As soon as you see it written like that, it looks pretty absurd, but that seems to be the thought process that leads to the conclusion that Proverbs focuses on the sins of the poor. Of course, in modern welfare states, we are all well aware of the phenomenon of a whole class of indolent indigents; but, though certainly there have been plenty of lazy poor people throughout history, this is hardly an accurate generalization. Indeed, I think, if you took a broad historical sampling, you would find that laziness was more often a temptation of the rich (who could get by with it, for a while), than for the poor (who, usually lacking welfare services, would’ve starved if they hadn’t been willing to work). And so it is that in most of these warnings to the sluggard in Proverbs, the warning is not phrased “You’re poor, and you’d better work your way out of it” but “If you don’t work, you’ll end up poor,” which seems to presuppose that the person being admonished has some wealth to begin with. For example, in the famous passage in 24:30-34, the lazy man has a vineyard, a field, a stone wall—he seems rather well-off—and he is warned “a little sleep, a little slumber, a little folding of the hands to rest; so shall your poverty come like a prowler, and your need like an armed man”—the poverty is something new that will come on him; not a condition he is living in. And in 21:25-6, the lazy man seems like a person with money, because he is condemned for greedy, rather than being a generous giver: “the desire of the lazy man kills him, for his hands refuse to labor. He covets greedily all day long, but the righteous gives and does not spare.” The warnings against sloth, then, far from being taken as admonitions to the poor, are probably better taken as warnings to the rich against becoming poor. But let’s be conservative, and count them half each way. This will affect 7 passages, totaling 18 verses (6:6-11; 10:4-5; 13:4; 20:4; 20:13; 21:25-6; 24:30-34), which will then count for 3.5 passages (9 verses) on both the rich and poor sides of the equation. This leaves only 4 passages, totaling 5 verses, which actually clearly address temptations of the poor (13:8; 28:3; 28:19; 30:8-9).

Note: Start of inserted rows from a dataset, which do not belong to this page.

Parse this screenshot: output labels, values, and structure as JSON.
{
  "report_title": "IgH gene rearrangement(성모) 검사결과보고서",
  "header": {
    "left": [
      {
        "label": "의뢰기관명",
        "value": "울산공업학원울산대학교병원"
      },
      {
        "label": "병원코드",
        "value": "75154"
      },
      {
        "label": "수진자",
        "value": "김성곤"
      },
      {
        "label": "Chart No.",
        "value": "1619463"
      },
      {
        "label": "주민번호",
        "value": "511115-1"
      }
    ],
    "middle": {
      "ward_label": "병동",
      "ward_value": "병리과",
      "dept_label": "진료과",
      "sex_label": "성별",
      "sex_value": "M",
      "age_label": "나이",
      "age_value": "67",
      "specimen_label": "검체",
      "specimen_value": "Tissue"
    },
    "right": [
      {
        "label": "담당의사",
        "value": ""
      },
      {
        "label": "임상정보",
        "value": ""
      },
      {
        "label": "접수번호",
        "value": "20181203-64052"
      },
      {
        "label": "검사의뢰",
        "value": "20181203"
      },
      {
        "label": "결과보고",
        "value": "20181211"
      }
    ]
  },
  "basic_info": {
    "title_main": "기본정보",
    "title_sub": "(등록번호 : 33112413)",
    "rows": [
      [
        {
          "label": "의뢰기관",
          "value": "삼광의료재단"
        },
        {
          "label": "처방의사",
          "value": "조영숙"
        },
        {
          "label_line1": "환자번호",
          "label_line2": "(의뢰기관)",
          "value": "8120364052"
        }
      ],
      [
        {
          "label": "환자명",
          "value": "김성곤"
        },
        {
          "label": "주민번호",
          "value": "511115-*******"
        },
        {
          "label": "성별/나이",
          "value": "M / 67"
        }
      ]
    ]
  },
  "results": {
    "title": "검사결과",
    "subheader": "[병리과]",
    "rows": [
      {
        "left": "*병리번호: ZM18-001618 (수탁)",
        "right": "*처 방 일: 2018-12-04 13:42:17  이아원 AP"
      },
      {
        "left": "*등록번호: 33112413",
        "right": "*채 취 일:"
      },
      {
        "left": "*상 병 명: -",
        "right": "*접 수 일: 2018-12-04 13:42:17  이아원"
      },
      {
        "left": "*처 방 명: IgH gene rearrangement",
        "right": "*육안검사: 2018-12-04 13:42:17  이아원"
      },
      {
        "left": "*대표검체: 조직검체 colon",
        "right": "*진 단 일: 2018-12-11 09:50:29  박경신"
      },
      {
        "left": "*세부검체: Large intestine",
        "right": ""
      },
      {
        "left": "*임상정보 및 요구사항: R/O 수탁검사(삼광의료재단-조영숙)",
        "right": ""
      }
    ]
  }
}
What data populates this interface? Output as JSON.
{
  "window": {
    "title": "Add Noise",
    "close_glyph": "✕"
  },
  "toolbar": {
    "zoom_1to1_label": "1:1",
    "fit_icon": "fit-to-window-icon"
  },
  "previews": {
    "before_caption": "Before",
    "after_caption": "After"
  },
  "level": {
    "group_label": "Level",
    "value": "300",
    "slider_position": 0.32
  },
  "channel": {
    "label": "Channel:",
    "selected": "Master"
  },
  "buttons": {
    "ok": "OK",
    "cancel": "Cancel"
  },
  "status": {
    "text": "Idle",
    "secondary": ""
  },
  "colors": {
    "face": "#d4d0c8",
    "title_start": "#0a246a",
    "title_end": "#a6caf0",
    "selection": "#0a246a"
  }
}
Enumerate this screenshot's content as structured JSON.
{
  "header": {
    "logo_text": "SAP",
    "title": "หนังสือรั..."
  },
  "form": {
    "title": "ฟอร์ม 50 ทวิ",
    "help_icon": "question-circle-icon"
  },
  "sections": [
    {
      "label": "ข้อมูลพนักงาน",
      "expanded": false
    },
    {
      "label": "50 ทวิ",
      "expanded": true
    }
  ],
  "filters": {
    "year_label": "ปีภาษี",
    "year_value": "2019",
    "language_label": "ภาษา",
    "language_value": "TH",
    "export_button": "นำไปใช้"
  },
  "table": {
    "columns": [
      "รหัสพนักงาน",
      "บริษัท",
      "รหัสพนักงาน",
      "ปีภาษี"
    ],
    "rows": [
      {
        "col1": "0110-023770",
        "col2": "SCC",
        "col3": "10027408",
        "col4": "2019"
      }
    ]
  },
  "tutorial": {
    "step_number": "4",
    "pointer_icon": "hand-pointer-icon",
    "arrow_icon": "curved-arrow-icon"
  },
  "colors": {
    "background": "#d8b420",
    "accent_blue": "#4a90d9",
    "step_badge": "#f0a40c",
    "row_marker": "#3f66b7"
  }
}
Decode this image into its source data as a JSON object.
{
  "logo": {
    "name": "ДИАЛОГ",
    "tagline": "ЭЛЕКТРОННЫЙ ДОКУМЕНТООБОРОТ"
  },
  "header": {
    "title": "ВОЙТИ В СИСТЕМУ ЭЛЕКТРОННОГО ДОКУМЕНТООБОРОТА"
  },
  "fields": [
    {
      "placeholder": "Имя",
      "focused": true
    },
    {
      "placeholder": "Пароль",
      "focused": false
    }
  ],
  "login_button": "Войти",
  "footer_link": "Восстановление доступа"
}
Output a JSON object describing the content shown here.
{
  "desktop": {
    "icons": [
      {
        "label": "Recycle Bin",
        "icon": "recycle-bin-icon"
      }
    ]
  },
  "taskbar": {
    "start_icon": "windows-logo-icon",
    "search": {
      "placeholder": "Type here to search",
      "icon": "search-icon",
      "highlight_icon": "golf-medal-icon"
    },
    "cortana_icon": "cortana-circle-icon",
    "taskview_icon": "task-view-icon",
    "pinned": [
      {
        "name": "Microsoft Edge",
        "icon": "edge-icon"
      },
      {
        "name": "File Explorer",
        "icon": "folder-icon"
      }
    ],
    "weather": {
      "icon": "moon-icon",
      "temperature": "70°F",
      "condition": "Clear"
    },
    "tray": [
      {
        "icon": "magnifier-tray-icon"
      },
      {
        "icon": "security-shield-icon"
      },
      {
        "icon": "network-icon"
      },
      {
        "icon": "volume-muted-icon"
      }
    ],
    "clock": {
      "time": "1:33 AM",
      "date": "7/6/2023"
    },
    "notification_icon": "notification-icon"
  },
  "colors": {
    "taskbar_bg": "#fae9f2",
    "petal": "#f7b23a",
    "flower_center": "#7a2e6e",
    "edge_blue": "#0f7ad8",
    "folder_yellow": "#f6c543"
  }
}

In the final analysis, then, we have 34.5 exhortations to the rich, totaling 54 verses, and only 7.5 exhortations to the poor, totaling 14 verses. Proverbs, then, has 4-5 times as much to say against the sins of the rich than against the sins of the poor, and the former are usually addressed much more explicitly and directly. This hardly constitutes a shift in emphasis from the message of the prophets.
In conclusion then, whatever Wilson may see in Proverbs and Paul, it is clear that these parts of the Bible join with the unanimous chorus of Scripture in focusing on the sins that come from mammon—greed, pride, oppression, and lack of generosity. The poor do face their own temptations, and the Bible is aware of this, but does not seem overly worked up about it. As wealthy American Christians, we need to take a good look in the mirror that the Bible provides, rather than reprimanding the “lazy poor” from our comfortable armchairs.